Recommended for you

Nearly imperceptible fluctuations in movement correspond to autism diagnoses

January 17, 2018
A new study led by researchers at Indiana University and Rutgers University provides the strongest evidence yet that nearly imperceptible changes in how people move can be used to diagnose neurodevelopmental disorders, including ...

Epigenetics study helps focus search for autism risk factors

January 16, 2018
Scientists have long tried to pin down the causes of autism spectrum disorder. Recent studies have expanded the search for genetic links from identifying genes toward epigenetics, the study of factors that control gene expression ...

Being bilingual may help autistic children

January 16, 2018
Children with Autism Spectrum Disorders (ASD) often have a hard time switching gears from one task to another. But being bilingual may actually make it a bit easier for them to do so, according to a new study which was recently ...

No rise in autism in US in past three years: study

January 2, 2018
After more than a decade of steady increases in the rate of children diagnosed with autism in the United States, the rate has plateaued in the past three years, researchers said Tuesday.

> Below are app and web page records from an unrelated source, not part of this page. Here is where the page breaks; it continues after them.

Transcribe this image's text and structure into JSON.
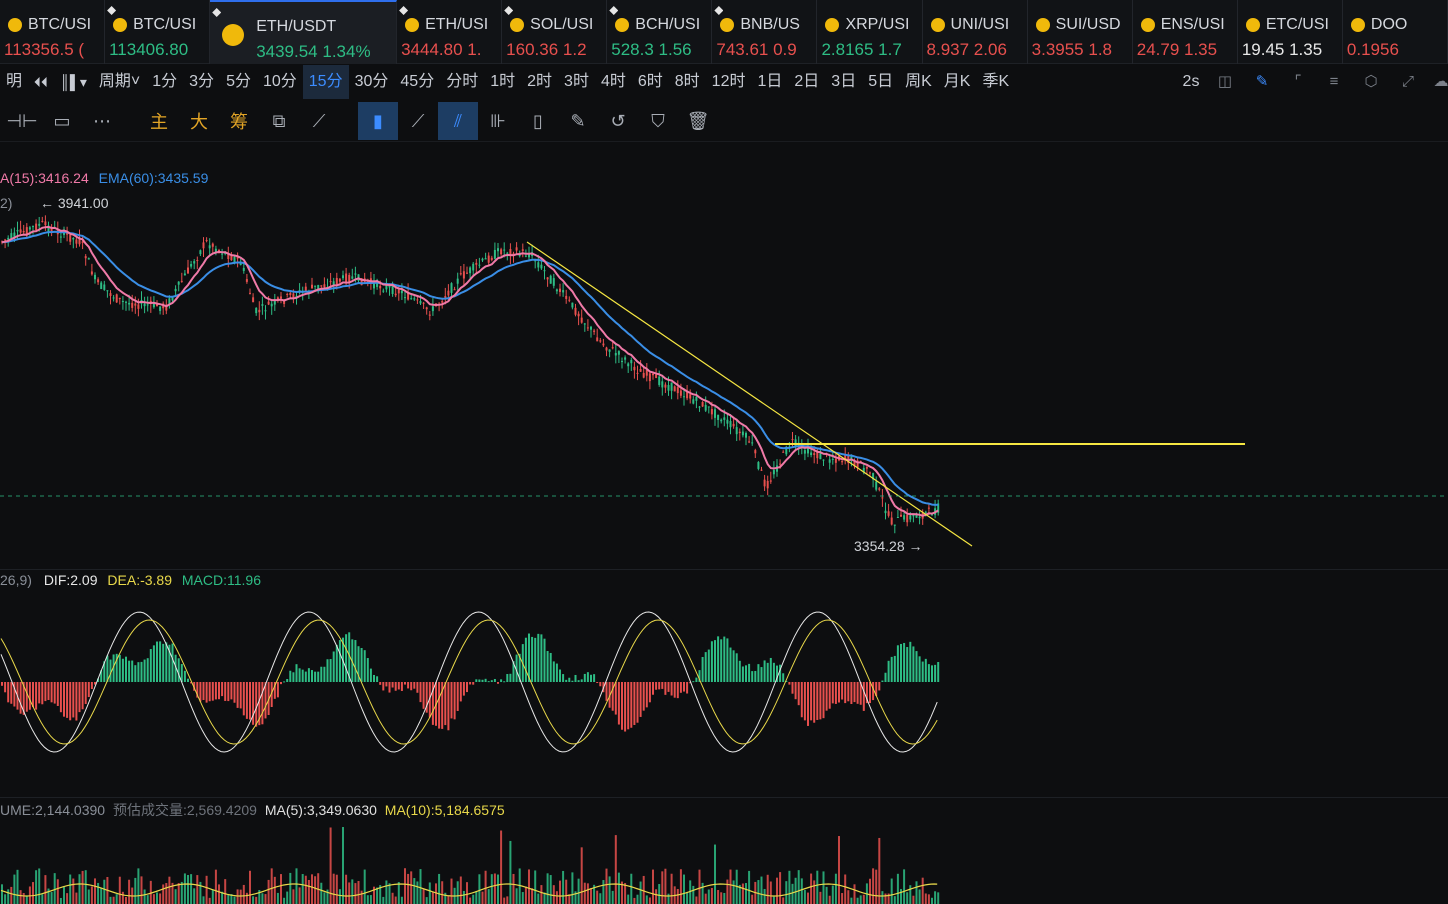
{
  "tickers": [
    {
      "symbol": "BTC/USI",
      "price": "113356.5 (",
      "trend": "down",
      "pinned": false
    },
    {
      "symbol": "BTC/USI",
      "price": "113406.80",
      "trend": "up",
      "pinned": true
    },
    {
      "symbol": "ETH/USDT",
      "price": "3439.54  1.34%",
      "trend": "up",
      "pinned": true,
      "active": true
    },
    {
      "symbol": "ETH/USI",
      "price": "3444.80  1.",
      "trend": "down",
      "pinned": true
    },
    {
      "symbol": "SOL/USI",
      "price": "160.36  1.2",
      "trend": "down",
      "pinned": true
    },
    {
      "symbol": "BCH/USI",
      "price": "528.3  1.56",
      "trend": "up",
      "pinned": true
    },
    {
      "symbol": "BNB/US",
      "price": "743.61  0.9",
      "trend": "down",
      "pinned": true
    },
    {
      "symbol": "XRP/USI",
      "price": "2.8165  1.7",
      "trend": "up",
      "pinned": false
    },
    {
      "symbol": "UNI/USI",
      "price": "8.937  2.06",
      "trend": "down",
      "pinned": false
    },
    {
      "symbol": "SUI/USD",
      "price": "3.3955  1.8",
      "trend": "down",
      "pinned": false
    },
    {
      "symbol": "ENS/USI",
      "price": "24.79  1.35",
      "trend": "down",
      "pinned": false
    },
    {
      "symbol": "ETC/USI",
      "price": "19.45  1.35",
      "trend": "neutral",
      "pinned": false
    },
    {
      "symbol": "DOO",
      "price": "0.1956",
      "trend": "down",
      "pinned": false
    }
  ],
  "period_bar": {
    "layout_label": "明",
    "chart_type_label": "",
    "period_label": "周期",
    "periods": [
      "1分",
      "3分",
      "5分",
      "10分",
      "15分",
      "30分",
      "45分",
      "分时",
      "1时",
      "2时",
      "3时",
      "4时",
      "6时",
      "8时",
      "12时",
      "1日",
      "2日",
      "3日",
      "5日",
      "周K",
      "月K",
      "季K"
    ],
    "selected_period": "15分",
    "refresh": "2s"
  },
  "draw_toolbar": {
    "labels": [
      "主",
      "大",
      "筹"
    ]
  },
  "main_pane": {
    "ema15_label": "A(15):3416.24",
    "ema60_label": "EMA(60):3435.59",
    "prefix_label": "2)",
    "high_label": "← 3941.00",
    "low_label": "3354.28  →"
  },
  "macd_pane": {
    "params_label": "26,9)",
    "dif_label": "DIF:2.09",
    "dea_label": "DEA:-3.89",
    "macd_label": "MACD:11.96"
  },
  "volume_pane": {
    "volume_label": "UME:2,144.0390",
    "est_label": "预估成交量:2,569.4209",
    "ma5_label": "MA(5):3,349.0630",
    "ma10_label": "MA(10):5,184.6575"
  },
  "colors": {
    "up": "#2ebd85",
    "down": "#e8504e",
    "ema_fast": "#f07aa8",
    "ema_slow": "#3a8ee6",
    "trendline": "#f5e642",
    "accent": "#3c8cff",
    "dea": "#e8d84a",
    "dif": "#e8e8e8"
  }
}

Autism therapy: Brain stimulation restores social behavior in mice

December 13, 2017
Scientists are examining the feasibility of treating autistic children with neuromodulation after a new study showed social impairments can be corrected by brain stimulation.

Social phobia linked to autism and schizophrenia

December 11, 2017
New Swinburne research shows that people who find social situations difficult tend to have similar brain responses to those with schizophrenia or autism.

0 comments

Please sign in to add a comment. Registration is free, and takes less than a minute. Read more

Click here to reset your password.
Sign in to get notified via email when new comments are made.